• Element data from apps and pages:
============

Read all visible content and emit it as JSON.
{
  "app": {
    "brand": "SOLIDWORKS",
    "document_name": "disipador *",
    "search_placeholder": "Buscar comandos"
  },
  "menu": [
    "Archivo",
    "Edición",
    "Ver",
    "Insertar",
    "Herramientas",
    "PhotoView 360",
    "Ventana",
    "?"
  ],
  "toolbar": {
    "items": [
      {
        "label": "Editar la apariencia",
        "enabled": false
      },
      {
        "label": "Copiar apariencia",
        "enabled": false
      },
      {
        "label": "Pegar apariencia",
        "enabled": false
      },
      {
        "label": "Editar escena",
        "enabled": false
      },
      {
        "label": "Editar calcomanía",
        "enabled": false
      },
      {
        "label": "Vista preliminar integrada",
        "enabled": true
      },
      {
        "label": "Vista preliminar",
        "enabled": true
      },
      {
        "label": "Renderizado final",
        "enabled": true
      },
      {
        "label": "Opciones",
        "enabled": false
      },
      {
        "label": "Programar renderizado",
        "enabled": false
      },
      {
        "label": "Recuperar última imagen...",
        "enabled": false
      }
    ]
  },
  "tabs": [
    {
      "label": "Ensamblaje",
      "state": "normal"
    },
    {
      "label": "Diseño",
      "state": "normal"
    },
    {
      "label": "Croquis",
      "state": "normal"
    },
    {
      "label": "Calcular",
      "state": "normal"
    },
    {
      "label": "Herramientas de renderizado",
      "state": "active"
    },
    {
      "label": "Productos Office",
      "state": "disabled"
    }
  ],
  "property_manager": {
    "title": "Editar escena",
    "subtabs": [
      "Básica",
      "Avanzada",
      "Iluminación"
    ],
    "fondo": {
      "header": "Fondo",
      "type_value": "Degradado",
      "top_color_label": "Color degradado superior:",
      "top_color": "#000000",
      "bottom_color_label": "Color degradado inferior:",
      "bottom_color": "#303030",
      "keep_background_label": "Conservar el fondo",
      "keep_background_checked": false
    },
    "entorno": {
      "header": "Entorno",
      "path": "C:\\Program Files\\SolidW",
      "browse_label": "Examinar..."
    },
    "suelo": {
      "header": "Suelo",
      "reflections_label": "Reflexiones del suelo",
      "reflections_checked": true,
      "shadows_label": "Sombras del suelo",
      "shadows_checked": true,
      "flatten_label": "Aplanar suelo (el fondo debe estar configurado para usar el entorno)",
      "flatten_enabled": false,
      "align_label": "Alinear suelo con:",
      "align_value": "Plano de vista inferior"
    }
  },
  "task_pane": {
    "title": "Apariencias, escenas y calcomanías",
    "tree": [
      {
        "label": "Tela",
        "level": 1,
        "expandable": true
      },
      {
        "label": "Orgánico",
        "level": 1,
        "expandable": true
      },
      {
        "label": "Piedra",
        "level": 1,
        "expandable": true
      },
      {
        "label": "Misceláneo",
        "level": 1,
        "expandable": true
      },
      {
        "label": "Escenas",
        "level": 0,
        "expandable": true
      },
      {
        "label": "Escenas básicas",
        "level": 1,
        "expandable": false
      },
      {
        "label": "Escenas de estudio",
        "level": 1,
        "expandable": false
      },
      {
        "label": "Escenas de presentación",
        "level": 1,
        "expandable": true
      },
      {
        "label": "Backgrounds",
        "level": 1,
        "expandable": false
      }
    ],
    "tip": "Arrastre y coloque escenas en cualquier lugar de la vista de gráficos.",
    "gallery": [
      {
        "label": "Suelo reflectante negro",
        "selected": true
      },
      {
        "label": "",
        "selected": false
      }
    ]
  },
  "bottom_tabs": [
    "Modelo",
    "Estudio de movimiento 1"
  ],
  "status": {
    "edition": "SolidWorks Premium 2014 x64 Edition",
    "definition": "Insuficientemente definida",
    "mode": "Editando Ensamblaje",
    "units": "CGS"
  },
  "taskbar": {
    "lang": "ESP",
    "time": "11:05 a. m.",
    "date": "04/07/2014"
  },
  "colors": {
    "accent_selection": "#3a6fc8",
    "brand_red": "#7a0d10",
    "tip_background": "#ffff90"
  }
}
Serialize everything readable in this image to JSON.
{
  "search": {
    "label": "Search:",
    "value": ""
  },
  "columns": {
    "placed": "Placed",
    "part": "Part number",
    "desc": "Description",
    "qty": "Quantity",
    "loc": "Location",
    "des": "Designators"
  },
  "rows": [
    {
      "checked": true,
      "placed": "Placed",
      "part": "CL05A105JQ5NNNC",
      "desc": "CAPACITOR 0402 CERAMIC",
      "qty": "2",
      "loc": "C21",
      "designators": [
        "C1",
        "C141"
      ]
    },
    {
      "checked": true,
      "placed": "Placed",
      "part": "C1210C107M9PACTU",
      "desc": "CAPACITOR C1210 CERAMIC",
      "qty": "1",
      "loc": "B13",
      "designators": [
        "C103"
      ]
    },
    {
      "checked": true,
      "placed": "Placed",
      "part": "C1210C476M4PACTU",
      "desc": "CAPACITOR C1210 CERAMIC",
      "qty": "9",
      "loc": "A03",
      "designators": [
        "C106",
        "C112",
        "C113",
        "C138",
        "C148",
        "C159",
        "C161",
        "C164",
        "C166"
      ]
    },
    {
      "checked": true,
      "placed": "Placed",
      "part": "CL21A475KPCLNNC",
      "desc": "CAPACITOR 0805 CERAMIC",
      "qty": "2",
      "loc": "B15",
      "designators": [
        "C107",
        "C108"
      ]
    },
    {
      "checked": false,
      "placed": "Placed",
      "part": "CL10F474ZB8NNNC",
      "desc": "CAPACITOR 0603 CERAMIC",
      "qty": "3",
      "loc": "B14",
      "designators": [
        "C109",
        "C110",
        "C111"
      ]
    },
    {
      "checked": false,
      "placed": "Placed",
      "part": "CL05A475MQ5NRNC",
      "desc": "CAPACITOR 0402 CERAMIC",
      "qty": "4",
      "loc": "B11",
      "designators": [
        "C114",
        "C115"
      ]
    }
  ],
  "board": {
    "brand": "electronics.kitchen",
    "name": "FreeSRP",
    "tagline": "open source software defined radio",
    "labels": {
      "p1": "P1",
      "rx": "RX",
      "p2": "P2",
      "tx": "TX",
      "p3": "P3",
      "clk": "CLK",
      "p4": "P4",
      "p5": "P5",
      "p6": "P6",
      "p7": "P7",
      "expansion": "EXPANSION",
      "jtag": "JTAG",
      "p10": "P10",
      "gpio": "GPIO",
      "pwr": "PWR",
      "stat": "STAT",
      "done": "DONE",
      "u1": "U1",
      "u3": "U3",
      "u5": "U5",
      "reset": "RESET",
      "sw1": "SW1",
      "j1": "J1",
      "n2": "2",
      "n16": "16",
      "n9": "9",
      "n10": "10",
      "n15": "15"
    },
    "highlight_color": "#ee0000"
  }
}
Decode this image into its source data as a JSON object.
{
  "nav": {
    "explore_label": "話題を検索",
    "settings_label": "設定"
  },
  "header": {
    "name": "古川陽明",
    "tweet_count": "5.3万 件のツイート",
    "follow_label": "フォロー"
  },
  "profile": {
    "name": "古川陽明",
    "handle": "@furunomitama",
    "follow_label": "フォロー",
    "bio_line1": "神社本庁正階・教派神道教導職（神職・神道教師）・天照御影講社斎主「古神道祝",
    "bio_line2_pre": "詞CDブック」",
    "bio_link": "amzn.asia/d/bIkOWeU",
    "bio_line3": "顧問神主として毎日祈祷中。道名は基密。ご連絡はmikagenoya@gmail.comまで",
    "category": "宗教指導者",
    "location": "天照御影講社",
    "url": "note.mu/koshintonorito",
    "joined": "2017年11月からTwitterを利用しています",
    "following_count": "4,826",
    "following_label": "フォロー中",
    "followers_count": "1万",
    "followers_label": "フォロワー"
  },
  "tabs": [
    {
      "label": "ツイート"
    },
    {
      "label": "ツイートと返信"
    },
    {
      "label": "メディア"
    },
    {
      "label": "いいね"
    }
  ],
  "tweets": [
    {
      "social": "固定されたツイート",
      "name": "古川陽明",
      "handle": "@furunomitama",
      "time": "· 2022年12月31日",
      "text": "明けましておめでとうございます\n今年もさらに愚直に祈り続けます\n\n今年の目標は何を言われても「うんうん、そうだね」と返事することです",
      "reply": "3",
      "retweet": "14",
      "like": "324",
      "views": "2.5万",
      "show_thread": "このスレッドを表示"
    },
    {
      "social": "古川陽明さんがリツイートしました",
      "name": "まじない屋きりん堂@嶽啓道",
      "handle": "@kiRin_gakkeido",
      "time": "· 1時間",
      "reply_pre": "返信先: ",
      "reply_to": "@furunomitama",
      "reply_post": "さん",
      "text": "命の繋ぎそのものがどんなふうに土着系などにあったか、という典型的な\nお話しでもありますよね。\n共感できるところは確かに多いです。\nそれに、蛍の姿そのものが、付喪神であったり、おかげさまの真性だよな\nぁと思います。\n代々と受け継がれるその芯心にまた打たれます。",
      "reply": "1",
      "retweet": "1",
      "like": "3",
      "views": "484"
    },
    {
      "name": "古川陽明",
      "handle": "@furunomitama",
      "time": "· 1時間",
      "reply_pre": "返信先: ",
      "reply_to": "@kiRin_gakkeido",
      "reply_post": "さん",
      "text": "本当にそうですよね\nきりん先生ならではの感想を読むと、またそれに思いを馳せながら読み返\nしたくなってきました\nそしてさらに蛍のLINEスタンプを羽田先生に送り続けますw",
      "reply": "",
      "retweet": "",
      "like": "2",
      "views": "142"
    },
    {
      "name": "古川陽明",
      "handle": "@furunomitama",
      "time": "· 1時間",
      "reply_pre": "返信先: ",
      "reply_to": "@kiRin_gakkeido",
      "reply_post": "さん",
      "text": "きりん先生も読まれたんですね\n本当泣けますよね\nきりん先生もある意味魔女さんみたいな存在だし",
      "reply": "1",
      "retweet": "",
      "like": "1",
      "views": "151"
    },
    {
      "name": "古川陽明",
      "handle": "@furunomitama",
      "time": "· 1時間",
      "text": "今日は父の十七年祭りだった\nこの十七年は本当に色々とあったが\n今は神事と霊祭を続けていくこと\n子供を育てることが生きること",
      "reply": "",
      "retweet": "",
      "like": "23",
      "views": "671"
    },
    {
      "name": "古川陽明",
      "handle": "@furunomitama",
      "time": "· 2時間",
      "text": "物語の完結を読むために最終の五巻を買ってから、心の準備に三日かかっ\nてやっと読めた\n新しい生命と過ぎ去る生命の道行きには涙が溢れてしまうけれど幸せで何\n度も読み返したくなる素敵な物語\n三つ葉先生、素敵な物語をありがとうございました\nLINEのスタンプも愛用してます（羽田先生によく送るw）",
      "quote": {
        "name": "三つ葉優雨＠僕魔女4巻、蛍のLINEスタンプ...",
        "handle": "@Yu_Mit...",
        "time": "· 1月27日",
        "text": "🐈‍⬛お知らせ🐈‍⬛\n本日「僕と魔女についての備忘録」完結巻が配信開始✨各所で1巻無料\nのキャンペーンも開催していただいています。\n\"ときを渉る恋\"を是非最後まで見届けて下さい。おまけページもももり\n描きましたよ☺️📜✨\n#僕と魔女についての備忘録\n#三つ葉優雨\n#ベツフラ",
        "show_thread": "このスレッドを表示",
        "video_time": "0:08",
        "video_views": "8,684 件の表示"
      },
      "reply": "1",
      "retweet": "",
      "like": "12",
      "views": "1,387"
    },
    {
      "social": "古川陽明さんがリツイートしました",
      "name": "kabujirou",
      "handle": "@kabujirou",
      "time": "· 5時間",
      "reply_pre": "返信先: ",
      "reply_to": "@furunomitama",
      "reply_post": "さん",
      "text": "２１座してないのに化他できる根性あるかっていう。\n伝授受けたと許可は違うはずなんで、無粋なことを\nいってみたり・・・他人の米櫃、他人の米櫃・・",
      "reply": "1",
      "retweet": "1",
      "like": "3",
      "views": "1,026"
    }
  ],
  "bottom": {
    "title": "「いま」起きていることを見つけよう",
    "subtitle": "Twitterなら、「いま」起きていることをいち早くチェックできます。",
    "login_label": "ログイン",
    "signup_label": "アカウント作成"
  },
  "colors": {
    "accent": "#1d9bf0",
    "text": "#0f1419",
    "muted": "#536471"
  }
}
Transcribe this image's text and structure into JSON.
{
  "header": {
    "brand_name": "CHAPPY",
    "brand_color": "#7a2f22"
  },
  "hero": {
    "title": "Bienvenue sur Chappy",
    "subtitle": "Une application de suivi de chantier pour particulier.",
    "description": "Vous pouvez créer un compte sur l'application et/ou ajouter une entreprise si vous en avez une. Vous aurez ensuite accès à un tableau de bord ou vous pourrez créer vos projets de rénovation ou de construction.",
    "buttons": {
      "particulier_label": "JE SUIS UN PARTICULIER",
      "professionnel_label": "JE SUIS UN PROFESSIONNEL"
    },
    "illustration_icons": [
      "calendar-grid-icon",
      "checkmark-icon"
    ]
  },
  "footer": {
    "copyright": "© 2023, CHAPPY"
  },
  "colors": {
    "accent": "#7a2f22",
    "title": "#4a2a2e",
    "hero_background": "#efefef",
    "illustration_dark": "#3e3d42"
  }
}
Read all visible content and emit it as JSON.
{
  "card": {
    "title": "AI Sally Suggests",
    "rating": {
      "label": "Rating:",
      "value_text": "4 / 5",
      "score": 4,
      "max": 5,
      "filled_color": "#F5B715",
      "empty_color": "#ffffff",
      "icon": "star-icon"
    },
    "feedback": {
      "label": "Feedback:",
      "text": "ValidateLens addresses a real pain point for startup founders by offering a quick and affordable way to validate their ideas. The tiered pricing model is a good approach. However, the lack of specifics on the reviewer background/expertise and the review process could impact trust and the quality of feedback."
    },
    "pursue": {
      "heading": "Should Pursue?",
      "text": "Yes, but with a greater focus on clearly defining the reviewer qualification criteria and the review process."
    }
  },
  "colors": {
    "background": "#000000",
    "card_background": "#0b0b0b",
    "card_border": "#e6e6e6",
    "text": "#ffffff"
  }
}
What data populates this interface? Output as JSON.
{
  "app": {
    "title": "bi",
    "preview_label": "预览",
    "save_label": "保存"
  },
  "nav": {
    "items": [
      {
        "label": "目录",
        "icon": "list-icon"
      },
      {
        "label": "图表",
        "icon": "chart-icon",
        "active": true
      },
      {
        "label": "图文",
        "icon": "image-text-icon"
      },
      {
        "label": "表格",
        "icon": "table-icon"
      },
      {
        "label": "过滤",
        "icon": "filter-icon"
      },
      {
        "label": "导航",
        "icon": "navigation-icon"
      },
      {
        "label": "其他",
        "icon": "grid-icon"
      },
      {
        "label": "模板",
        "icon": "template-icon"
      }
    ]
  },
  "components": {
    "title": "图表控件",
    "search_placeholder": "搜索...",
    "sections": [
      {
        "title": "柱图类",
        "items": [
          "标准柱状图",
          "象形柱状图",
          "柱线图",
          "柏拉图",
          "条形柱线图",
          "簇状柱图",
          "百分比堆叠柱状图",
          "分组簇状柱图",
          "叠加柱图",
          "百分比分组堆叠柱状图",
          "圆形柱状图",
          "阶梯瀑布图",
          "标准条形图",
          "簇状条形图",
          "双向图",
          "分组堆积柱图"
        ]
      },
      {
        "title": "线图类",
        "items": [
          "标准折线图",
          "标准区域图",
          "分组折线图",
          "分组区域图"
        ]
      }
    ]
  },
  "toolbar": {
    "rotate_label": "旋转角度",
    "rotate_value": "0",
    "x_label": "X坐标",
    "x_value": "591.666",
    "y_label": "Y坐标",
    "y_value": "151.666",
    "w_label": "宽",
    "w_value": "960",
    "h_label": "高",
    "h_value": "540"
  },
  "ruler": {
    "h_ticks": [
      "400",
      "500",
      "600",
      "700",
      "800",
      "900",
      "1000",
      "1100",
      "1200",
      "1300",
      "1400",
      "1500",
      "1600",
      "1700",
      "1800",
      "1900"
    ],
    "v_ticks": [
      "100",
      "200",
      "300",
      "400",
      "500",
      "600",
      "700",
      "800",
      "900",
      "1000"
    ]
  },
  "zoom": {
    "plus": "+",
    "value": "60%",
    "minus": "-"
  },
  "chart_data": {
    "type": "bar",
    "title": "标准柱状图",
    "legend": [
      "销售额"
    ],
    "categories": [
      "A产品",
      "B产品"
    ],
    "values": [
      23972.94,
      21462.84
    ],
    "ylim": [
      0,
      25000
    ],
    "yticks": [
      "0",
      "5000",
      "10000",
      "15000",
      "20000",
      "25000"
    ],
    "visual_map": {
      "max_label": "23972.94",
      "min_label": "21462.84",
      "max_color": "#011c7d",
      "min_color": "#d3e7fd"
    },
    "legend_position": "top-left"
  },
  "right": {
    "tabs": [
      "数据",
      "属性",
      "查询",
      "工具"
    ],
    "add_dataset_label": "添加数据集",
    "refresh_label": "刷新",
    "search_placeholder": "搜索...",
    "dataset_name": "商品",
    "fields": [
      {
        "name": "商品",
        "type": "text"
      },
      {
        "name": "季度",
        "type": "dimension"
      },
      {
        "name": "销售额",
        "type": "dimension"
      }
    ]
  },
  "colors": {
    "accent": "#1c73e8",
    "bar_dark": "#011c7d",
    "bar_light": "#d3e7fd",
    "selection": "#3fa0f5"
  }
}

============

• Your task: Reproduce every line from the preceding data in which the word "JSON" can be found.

• Your response:
Read all visible content and emit it as JSON.
Serialize everything readable in this image to JSON.
Decode this image into its source data as a JSON object.
Transcribe this image's text and structure into JSON.
Read all visible content and emit it as JSON.
What data populates this interface? Output as JSON.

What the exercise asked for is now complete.